Southside Shopping Center Is Thriving With New Owner & Major Makeover
Writer / Suzanne Huntzinger
Photographer / JWCreative.Indy
A little shopping center on the corner of Smith Valley Road and State Road 135 was once thriving with businesses. Central to residents in the Center Grove School District and Greenwood School District, the Centre at Smith Valley was once bustling with people who needed to pick up prescriptions, get their nails done and various other services at the center. But then, something happened that changed everything for the strip mall.
Retail drug store chain, CVS, decided to move out of the strip mall to a standalone location at the corner. Once the big anchor left, many of the other small businesses failed and the spaces sat empty. It wasn’t long before the strip mall started becoming shaggy and run down. With just a few tenants left, the center went into foreclosure. The 2008-2009 recession hit hard, and even by 2012, recovery was sluggish. Buyers weren’t exactly standing in line, and it seemed no options were in sight.
Thomas English Retail Real Estate, a Broad Ripple-based real estate investment and development firm, got wind of the center and gladly put it on their radar. The company has been around since 2004, with solid experience in both the Indianapolis and national markets. On top of that, owner Tom English has ties to the southside. Though he grew up in Pike Township, much of his family is from the southside, and the company has done several projects in that area.
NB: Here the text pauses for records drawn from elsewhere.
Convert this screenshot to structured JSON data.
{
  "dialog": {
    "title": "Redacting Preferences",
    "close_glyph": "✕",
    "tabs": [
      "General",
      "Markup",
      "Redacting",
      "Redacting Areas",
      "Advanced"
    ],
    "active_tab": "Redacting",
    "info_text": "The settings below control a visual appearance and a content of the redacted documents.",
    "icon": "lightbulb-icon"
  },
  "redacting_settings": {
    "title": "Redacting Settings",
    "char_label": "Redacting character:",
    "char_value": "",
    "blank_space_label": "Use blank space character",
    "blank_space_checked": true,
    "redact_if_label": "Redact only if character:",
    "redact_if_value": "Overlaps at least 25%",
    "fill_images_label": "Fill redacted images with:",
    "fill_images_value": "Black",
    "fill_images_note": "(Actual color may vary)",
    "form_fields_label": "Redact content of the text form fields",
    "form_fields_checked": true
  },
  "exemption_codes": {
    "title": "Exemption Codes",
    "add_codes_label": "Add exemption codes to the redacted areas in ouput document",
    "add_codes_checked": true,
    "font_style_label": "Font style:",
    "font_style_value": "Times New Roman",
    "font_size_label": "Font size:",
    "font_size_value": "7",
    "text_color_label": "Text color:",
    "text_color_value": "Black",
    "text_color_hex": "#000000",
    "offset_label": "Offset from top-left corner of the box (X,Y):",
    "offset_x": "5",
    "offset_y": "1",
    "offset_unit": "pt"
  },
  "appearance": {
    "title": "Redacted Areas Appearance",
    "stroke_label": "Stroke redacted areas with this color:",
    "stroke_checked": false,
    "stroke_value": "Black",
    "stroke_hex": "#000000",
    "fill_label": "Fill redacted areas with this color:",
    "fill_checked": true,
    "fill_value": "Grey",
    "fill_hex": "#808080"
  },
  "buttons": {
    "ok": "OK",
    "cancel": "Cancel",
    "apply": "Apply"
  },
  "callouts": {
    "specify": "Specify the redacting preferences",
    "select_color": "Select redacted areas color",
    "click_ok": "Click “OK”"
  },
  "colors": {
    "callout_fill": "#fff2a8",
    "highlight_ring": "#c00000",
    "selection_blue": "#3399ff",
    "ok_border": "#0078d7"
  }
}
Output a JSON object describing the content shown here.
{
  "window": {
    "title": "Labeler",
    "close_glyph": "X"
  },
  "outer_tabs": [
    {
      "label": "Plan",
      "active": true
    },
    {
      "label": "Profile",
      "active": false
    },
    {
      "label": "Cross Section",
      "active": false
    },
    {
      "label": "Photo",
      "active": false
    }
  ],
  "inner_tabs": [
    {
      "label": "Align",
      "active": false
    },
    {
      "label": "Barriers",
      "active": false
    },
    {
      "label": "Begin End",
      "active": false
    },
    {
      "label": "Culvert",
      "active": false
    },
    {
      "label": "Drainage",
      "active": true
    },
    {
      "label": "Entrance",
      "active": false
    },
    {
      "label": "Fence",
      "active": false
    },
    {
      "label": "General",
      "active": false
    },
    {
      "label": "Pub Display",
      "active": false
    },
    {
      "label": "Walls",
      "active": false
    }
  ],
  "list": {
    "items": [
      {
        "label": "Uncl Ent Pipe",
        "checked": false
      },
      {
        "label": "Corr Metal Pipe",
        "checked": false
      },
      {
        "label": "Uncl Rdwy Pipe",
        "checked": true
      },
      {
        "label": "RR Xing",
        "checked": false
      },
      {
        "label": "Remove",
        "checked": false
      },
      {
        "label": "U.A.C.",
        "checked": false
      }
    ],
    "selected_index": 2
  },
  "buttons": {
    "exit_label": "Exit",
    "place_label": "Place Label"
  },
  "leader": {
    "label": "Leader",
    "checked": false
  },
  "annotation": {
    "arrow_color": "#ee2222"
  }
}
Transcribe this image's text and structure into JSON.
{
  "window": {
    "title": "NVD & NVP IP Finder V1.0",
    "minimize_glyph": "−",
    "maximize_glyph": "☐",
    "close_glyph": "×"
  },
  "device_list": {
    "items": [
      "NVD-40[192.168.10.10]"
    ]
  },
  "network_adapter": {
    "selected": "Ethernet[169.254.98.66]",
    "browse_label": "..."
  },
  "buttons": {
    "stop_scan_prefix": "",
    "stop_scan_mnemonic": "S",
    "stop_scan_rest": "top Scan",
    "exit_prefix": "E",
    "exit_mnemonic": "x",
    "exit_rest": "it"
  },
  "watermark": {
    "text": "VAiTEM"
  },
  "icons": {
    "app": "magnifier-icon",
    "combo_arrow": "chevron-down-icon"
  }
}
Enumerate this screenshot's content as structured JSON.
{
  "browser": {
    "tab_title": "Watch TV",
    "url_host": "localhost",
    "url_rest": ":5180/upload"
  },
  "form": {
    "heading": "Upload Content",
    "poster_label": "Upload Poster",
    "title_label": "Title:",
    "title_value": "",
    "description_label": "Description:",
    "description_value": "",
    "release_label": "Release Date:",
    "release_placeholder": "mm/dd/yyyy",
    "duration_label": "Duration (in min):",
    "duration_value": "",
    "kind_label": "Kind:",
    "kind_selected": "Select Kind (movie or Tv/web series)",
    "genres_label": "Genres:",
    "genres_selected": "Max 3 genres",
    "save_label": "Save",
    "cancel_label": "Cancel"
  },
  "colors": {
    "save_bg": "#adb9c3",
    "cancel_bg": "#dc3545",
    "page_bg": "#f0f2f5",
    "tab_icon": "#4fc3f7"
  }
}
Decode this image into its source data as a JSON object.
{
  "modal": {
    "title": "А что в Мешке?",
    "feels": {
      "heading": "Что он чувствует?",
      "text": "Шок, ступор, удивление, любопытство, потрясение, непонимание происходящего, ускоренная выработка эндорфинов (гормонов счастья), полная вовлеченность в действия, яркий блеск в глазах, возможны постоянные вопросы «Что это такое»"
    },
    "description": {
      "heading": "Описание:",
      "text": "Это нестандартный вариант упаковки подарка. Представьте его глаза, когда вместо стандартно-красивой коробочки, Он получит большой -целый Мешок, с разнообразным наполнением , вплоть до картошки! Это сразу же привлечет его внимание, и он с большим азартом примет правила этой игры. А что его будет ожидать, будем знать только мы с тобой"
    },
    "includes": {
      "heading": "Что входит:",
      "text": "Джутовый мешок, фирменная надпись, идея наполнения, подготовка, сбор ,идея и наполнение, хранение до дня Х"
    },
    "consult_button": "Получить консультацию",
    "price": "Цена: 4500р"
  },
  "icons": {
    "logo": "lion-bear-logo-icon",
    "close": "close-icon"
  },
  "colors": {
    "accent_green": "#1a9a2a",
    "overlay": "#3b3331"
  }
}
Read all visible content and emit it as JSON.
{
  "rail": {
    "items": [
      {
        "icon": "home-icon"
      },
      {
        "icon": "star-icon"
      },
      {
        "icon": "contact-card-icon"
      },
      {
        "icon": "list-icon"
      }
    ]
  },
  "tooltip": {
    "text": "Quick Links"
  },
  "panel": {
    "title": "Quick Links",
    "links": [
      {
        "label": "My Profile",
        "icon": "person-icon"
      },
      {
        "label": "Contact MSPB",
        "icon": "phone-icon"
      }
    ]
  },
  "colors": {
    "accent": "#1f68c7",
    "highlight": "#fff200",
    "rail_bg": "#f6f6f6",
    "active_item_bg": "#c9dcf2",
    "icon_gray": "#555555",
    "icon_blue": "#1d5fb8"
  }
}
Now the company was looking for more properties to add to their portfolio. Projects like this rarely happen, and the company was primed to pursue it. But the bank threw a monkey wrench on those plans at first. They made a smart move and decided to bundle the property along with several other properties and sell them all off quickly as one package. Hudson Advisors answered the call and they bought the entire package at once.
The property was off English Retail Real Estate’s radar just like that, but not for long. Hudson made plans to renovate and revitalize the center. Until they realized the magnitude and scope of the project. It would take a mountain of time and resources to bring back the property. So, after about a year and a half, they agreed to sell the center to Thomas English Retail Real Estate in November of 2015.
Tom and his team took about a year to carefully form a concept, strategize, make plans and get all necessary approvals. Before construction began, occupancy at the strip center was just 20 percent.
“Those remaining occupants hung with us during the construction,” English says. “We renegotiated leases, some chose to expand. But they remained open for business during the construction, customers navigated their way through scaffolding and other inconveniences, and we got through it.”
The next phase involved creating a strategy for what businesses to target for the marketing of their empty spaces.
“When you need tenants, the rule of thumb is the new, post-recession real estate mantra — the five ‘Fs,’ he says. “That’s fun, fashion, furniture, fitness and food. That’s a lifestyle approach. Starting with that, our goal was to attract businesses and chains in those categories.”
Scoring strong in those categories were Orangetheory Fitness, Sola, PetPeople, Goldfish Swim School, Today’s Home Furnishings and others.
“These are the businesses that attract the demographic that will keep this center thriving,” English says. “We wanted to hook some of these national and local chains that seem to land only in the north burbs. Southsiders are happy to see they now have some things usually just the northside gets.”
Once those businesses signed on, several others fell into place, and the center made its big debut in April 2017.
“It was a seven-year evolution,” English adds. “But it’s fun when you can take a long journey and see such great results at the end of the road.”
The first year took a bit to catch on but still showed strong results. Then 2018 was even better.
“Now we’re on fire, and we’ve only got three open spaces left,” English says. “This rebirth has helped businesses thrive. Orangetheory’s gym memberships skyrocketed. So, now it’s time to refine our focus and think about promoting the community.”
The retail community at the Centre at Smith Valley has almost beaten them to the punch.
“The business owners have been meeting to discuss doing a kickoff event to promote the center,” English says. “That sense of community and support of each other’s businesses is exactly what we want to see happen. Having a mixed group of complementary businesses is what makes shopping centers successful. It provides its own best marketing. It’s great to see the business owners so protective of their own.”
Even though the lion’s share of the project is over, the developer isn’t finished with it.
“I see a long future of growth, and we intend to stay involved,” English says. “This center is our finest example of nailing it. It’s the most important property in our portfolio.”
If you haven’t ventured to the Centre, you’re missing out. You can work out at Orangetheory or Club Pilates, get a manicure at Paris Nails or get a waxing at The Naked Monkey, get a tan at Air-Tan, get a new hairstyle at Sola, pick up a new piece for your closet at Sweet Olive & Co. Boutique, buy your wife or husband some new jewelry at Midwest Jewelry & Coin, drop off your taxes at H&R Block, close on your new home at Meridian Title and shop for new furniture at Today’s Home Furnishings, grab some food for your pet at PetPeople and then come back later for some dinner at Margarita’s or Green Ginger.
The Centre at Smith Valley is located at 1675 West Smith Valley Road in Greenwood. Visit their Facebook page for more details and follow them on Instagram at @centreatsmithvalley. You can also find each of the businesses at the Centre on Facebook and Instagram.